I became interested in his work, when through my own yoga practices, I learned how to successfully manage my chronic back pain, the chronicity of which is still with me and is likely to persist till my death. If I suspend my maintenance practices for days, I simply could not walk, because of the accumulation of crippling pain.
For 45 years I have been practising integral yoga: physical stretches, deep breathing and deep relaxation, core strengthening practices, meditation and the cultivating of my faith in the power of transcendental love and so on. I also add to these, mountain bike riding three times a week, swimming three times a week and splitting wood every day if I can. As long as I engage in such regular maintenance, I tend to feel pain-free, flexible, physically strong and emotionally cheerful.
I spent a month in a rehabilitation hospital a few years ago with aggravated back pain, a broken scapula and brain haemorrhage after I fell 4 metres from a roof onto the concrete balcony below, landing on my back.
The nurses in the hospital never stopped offering Panadol for my aches and pains and for those of my fellow patients, so I rewrote the ‘Roll Out The Barrel’ song for them and I cheekily made sure to sing it to every nurse who cared to listen:
‘The Panadol Panacea’
Roll out Panadol, we’ll have a barrel of fun,
Roll out Panadol, we’ll have the blues on the run!
Kill, kill, kill the pain, come on! Take more Panadol!
You’ll be an obedient droll, till you’re hooked on Panadol!
Ouch! No Panadol for me thanks, I’d rather keep on laughing
Through belly laugher, I’ll make my own endorphine,

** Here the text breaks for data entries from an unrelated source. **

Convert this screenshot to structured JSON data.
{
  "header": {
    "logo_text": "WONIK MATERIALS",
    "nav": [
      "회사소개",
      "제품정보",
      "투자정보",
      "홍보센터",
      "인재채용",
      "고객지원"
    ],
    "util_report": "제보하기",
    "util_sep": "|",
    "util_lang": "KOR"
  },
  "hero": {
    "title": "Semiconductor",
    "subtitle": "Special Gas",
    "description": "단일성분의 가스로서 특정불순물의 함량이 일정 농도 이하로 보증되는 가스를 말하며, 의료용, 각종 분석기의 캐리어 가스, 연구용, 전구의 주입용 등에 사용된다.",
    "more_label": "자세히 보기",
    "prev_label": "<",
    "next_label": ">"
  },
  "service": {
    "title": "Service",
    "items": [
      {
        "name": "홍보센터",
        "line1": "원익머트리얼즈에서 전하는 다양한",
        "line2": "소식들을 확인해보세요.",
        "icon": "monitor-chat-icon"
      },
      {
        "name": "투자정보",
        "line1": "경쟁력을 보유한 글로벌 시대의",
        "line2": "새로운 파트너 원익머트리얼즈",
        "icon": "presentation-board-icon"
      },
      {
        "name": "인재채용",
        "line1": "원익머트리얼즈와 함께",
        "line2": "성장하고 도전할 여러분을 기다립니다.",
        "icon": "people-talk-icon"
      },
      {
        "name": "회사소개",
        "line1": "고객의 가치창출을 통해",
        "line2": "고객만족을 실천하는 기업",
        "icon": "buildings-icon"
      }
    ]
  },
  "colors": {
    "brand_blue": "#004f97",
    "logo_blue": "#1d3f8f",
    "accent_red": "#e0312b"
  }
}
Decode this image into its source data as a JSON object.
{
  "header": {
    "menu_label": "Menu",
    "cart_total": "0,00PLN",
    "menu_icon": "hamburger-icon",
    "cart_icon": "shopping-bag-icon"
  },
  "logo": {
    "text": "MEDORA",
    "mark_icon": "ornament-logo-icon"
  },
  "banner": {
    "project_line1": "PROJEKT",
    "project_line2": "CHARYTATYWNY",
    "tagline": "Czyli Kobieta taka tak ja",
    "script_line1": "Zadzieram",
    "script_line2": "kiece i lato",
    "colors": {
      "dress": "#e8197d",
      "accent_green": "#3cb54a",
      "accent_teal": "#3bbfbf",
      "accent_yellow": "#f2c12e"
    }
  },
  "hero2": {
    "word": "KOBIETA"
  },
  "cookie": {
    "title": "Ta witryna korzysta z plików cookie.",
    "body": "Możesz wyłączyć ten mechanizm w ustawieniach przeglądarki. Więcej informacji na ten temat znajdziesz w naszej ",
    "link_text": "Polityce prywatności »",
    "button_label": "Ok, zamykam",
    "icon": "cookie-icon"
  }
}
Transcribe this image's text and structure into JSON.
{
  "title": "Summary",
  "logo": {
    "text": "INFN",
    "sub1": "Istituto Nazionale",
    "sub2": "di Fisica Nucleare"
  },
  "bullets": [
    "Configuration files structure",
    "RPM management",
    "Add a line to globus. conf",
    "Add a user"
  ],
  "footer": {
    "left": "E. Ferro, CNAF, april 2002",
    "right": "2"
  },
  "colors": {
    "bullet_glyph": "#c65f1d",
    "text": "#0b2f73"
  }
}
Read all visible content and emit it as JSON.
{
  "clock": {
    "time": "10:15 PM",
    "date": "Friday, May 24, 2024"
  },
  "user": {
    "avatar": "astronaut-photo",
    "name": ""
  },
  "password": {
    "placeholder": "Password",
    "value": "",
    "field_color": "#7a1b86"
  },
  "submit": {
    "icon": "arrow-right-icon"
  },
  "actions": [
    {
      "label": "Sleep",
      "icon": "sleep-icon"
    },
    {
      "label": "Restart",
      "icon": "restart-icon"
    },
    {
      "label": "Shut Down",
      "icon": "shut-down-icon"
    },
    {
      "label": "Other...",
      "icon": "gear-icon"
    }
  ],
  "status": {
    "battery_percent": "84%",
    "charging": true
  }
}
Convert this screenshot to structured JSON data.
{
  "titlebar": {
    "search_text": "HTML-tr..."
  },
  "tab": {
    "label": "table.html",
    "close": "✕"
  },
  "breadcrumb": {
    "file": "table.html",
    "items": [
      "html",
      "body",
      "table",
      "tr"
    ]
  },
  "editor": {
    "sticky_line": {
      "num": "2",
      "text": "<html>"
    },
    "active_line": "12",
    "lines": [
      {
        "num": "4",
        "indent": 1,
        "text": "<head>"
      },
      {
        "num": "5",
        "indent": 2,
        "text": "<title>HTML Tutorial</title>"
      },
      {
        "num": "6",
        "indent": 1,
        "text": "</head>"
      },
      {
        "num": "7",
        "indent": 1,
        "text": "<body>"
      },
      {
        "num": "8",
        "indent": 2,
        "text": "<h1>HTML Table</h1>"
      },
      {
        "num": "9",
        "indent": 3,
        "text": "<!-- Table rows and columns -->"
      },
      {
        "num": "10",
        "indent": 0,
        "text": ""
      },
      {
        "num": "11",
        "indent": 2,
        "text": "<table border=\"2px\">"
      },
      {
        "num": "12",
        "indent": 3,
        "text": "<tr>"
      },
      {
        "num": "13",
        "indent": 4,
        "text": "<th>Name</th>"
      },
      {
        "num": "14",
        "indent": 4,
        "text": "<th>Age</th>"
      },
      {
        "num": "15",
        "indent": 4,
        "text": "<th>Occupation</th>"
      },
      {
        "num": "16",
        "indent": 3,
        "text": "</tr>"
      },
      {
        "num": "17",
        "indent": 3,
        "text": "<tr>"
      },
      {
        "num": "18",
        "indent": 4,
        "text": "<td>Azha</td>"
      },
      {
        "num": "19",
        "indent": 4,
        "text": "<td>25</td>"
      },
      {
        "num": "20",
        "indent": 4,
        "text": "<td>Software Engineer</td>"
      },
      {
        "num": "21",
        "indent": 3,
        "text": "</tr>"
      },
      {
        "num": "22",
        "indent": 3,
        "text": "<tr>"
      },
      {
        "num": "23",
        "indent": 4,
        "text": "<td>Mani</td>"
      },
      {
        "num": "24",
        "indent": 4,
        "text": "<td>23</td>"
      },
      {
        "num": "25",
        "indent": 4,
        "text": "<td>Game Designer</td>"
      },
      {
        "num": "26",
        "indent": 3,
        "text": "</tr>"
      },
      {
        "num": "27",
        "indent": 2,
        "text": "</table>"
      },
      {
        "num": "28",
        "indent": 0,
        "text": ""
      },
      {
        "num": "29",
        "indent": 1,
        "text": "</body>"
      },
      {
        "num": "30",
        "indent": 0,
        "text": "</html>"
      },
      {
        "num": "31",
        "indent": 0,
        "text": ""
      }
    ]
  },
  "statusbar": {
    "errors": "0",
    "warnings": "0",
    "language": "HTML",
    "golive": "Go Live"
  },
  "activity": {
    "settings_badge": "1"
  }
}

Stronger than morphine, I’m think I’m hooked on laughing,
So let us all laugh together, for laughter is the best medicine!